Your instructions = Every line of the listing is to be returned exactly as given.

Task input =
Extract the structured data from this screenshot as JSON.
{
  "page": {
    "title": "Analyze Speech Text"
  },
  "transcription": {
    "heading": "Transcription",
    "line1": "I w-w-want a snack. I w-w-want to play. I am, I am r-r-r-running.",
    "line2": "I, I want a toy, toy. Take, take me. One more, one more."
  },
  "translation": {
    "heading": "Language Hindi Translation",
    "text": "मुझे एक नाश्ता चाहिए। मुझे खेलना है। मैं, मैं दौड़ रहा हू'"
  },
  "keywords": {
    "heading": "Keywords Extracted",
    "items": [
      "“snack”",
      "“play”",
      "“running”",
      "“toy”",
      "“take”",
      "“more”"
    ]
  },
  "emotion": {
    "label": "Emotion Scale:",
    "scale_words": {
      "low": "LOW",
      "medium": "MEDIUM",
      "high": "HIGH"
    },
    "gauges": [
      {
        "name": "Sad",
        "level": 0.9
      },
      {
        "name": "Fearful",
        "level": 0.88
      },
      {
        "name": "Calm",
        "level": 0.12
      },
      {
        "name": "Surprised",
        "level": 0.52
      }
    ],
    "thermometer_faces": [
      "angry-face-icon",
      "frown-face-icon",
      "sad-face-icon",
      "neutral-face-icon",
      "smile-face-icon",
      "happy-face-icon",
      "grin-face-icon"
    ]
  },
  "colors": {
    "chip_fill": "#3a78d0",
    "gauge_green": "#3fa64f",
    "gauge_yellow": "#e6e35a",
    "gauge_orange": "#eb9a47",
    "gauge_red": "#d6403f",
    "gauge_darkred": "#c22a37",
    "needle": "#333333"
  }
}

Answer to the problem =
Extract the structured data from this screenshot as JSON.
{
  "page": {
    "title": "Analyze Speech Text"
  },
  "transcription": {
    "heading": "Transcription",
    "line1": "I w-w-want a snack. I w-w-want to play. I am, I am r-r-r-running.",
    "line2": "I, I want a toy, toy. Take, take me. One more, one more."
  },
  "translation": {
    "heading": "Language Hindi Translation",
    "text": "मुझे एक नाश्ता चाहिए। मुझे खेलना है। मैं, मैं दौड़ रहा हू'"
  },
  "keywords": {
    "heading": "Keywords Extracted",
    "items": [
      "“snack”",
      "“play”",
      "“running”",
      "“toy”",
      "“take”",
      "“more”"
    ]
  },
  "emotion": {
    "label": "Emotion Scale:",
    "scale_words": {
      "low": "LOW",
      "medium": "MEDIUM",
      "high": "HIGH"
    },
    "gauges": [
      {
        "name": "Sad",
        "level": 0.9
      },
      {
        "name": "Fearful",
        "level": 0.88
      },
      {
        "name": "Calm",
        "level": 0.12
      },
      {
        "name": "Surprised",
        "level": 0.52
      }
    ],
    "thermometer_faces": [
      "angry-face-icon",
      "frown-face-icon",
      "sad-face-icon",
      "neutral-face-icon",
      "smile-face-icon",
      "happy-face-icon",
      "grin-face-icon"
    ]
  },
  "colors": {
    "chip_fill": "#3a78d0",
    "gauge_green": "#3fa64f",
    "gauge_yellow": "#e6e35a",
    "gauge_orange": "#eb9a47",
    "gauge_red": "#d6403f",
    "gauge_darkred": "#c22a37",
    "needle": "#333333"
  }
}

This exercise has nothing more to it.